* TASK OBJECTIVE: Go through the entries below and say how many lines hold the word "上村花论坛看小姐姐". Nothing else is needed.

* RECORDED DATA:
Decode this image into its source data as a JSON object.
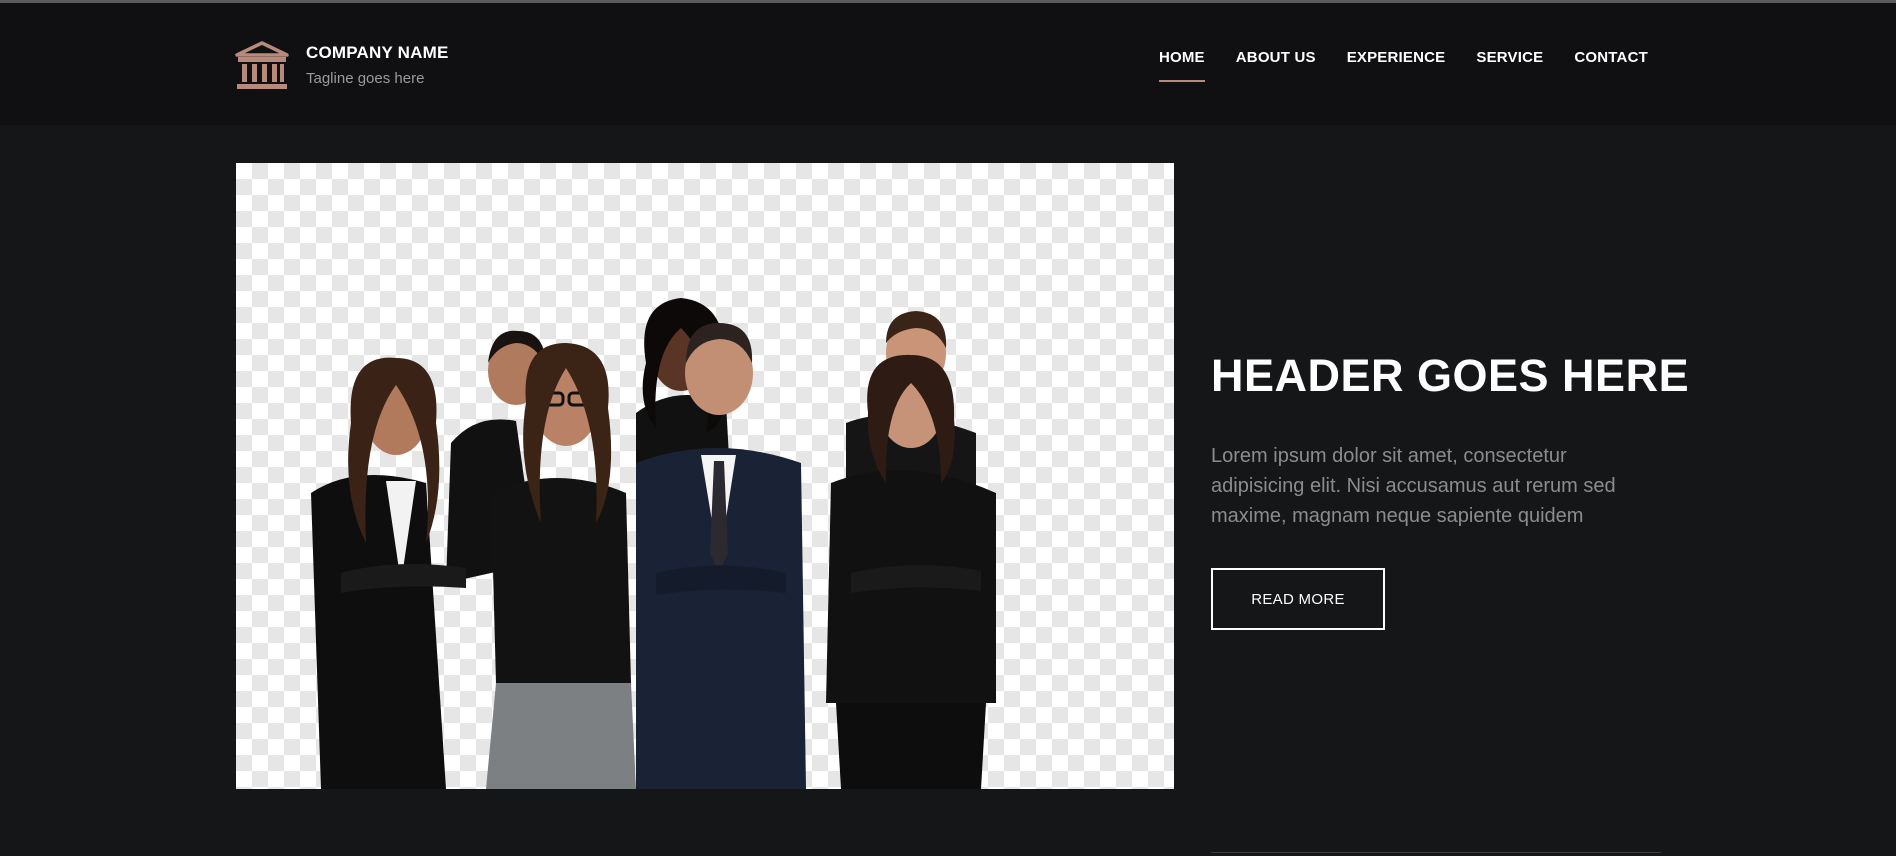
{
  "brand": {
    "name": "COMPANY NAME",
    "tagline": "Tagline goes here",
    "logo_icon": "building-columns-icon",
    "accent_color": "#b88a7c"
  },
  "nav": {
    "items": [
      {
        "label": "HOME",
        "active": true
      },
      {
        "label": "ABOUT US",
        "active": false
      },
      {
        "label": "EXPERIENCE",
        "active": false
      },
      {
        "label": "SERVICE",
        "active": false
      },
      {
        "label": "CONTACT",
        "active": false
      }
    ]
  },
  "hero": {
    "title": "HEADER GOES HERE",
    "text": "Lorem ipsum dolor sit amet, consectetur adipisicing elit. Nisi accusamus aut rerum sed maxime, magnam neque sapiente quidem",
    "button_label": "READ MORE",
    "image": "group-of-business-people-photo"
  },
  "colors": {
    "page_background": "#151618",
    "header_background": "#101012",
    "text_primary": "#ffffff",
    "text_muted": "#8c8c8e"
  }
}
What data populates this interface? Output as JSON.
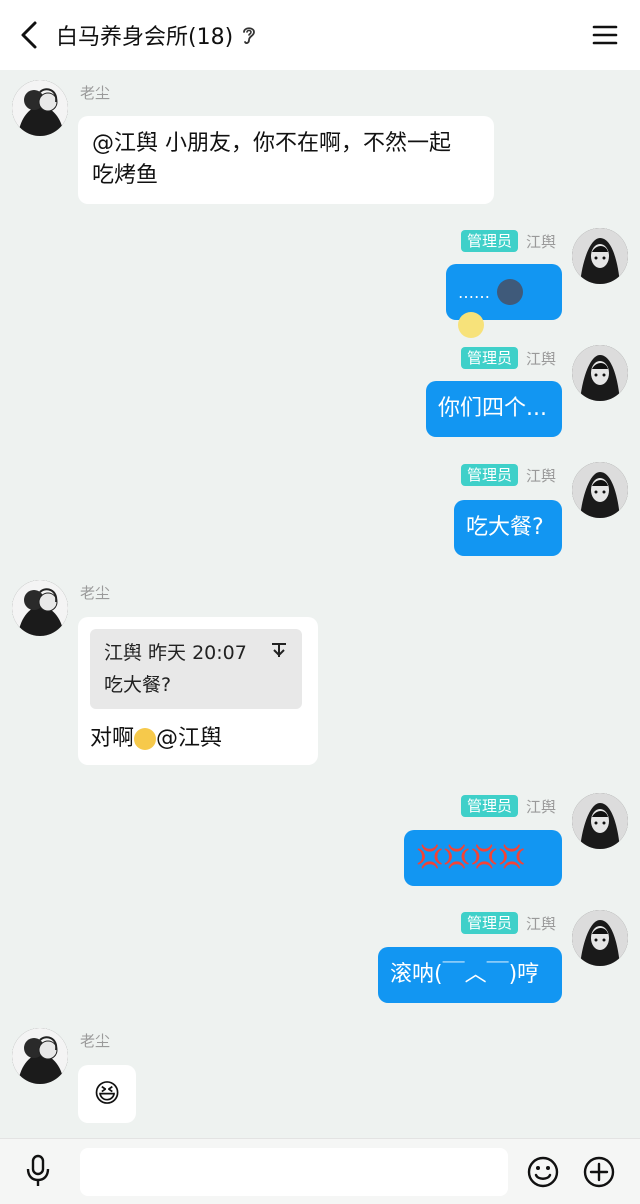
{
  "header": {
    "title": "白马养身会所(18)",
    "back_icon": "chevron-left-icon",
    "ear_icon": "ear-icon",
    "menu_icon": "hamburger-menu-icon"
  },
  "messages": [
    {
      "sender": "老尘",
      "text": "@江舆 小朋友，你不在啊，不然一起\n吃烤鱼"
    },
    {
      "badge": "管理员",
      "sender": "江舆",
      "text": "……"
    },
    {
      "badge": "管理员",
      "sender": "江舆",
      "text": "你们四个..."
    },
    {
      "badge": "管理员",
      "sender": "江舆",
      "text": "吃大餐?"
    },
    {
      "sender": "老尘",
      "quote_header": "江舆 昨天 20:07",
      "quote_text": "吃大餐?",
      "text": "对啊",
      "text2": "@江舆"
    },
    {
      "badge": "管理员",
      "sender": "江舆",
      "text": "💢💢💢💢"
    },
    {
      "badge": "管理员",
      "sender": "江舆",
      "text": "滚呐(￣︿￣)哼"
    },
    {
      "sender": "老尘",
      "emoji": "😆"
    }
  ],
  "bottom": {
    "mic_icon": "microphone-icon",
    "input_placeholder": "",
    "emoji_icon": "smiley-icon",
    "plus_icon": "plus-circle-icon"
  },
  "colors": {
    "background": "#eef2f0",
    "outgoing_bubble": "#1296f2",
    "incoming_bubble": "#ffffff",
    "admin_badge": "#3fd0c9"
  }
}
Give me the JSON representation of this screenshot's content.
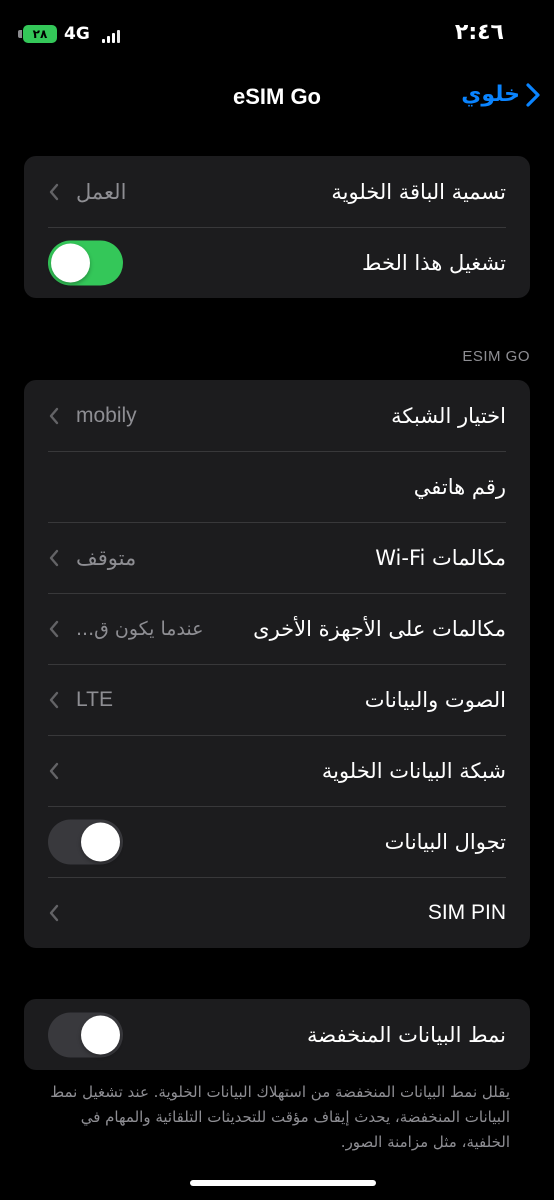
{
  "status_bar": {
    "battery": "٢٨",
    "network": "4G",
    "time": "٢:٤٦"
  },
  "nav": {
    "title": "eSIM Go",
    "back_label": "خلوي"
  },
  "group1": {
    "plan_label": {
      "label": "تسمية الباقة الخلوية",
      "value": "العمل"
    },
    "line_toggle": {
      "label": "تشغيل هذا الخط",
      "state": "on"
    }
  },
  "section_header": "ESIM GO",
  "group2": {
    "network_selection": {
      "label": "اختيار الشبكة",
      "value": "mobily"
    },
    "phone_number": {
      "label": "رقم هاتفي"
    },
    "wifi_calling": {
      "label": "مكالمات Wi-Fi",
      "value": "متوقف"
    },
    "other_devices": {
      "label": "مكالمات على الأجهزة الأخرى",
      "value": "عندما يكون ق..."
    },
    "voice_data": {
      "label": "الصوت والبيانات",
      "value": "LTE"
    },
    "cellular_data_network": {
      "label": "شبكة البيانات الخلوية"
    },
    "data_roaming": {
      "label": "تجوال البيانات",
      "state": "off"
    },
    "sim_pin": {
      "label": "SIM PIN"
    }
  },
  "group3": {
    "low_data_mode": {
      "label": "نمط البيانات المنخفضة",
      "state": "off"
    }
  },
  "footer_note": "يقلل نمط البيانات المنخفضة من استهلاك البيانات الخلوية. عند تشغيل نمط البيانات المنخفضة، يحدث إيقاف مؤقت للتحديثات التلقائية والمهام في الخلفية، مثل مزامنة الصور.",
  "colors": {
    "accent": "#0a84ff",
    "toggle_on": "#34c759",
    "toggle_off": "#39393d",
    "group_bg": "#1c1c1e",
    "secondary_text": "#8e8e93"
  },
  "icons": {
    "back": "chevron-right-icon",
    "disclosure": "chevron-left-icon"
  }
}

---

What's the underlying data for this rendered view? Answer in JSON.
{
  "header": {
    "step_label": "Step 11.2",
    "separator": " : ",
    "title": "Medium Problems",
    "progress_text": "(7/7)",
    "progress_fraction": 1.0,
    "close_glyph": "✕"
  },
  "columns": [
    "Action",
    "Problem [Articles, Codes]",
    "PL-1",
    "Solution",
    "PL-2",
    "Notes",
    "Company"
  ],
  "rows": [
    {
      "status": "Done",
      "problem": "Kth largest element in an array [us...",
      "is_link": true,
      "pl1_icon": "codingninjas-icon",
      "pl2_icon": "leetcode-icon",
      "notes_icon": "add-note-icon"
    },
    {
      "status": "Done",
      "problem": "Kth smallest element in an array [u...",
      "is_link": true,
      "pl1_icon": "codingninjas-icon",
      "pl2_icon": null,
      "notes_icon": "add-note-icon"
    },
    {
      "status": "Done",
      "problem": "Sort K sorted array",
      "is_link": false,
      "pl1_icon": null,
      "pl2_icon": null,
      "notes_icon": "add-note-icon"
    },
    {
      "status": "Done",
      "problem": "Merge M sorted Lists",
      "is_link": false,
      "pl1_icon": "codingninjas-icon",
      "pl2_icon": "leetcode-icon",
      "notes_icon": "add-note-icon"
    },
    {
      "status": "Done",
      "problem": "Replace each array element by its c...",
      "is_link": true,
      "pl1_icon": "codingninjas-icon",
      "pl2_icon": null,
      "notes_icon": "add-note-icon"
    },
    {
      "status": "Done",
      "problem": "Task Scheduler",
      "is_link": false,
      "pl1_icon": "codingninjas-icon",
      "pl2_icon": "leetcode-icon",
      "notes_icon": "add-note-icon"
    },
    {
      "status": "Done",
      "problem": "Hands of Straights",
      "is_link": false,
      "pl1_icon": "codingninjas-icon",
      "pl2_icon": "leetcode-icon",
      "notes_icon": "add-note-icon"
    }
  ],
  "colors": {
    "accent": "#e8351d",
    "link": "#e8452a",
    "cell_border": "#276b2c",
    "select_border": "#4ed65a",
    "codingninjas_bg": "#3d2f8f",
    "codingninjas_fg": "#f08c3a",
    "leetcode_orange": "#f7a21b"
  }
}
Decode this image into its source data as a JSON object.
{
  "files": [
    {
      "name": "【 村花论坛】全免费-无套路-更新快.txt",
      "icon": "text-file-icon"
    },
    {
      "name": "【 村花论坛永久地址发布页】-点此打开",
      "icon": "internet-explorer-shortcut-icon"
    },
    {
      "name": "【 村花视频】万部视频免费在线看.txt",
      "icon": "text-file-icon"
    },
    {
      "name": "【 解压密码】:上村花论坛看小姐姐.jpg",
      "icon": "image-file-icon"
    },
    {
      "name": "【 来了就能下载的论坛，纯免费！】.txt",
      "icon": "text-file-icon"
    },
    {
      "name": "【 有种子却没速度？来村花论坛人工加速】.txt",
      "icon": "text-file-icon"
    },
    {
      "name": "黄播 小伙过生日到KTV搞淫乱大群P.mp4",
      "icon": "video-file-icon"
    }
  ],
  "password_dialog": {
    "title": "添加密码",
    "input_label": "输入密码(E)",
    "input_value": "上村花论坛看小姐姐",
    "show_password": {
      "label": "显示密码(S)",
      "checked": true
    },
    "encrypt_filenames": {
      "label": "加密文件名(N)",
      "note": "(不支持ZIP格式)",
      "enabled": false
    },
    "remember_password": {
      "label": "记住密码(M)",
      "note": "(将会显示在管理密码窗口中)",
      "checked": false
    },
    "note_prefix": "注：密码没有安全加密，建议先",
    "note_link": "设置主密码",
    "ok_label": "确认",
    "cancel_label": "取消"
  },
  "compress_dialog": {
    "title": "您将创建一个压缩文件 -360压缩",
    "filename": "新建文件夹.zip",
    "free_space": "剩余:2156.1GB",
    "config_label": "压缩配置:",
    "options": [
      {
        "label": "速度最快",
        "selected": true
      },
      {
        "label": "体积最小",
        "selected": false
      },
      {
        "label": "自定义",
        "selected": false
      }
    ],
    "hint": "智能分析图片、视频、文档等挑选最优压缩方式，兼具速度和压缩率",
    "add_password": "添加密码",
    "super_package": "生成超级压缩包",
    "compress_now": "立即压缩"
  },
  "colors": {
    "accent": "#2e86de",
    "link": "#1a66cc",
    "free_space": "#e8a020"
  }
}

* FINISHED EXERCISE: 2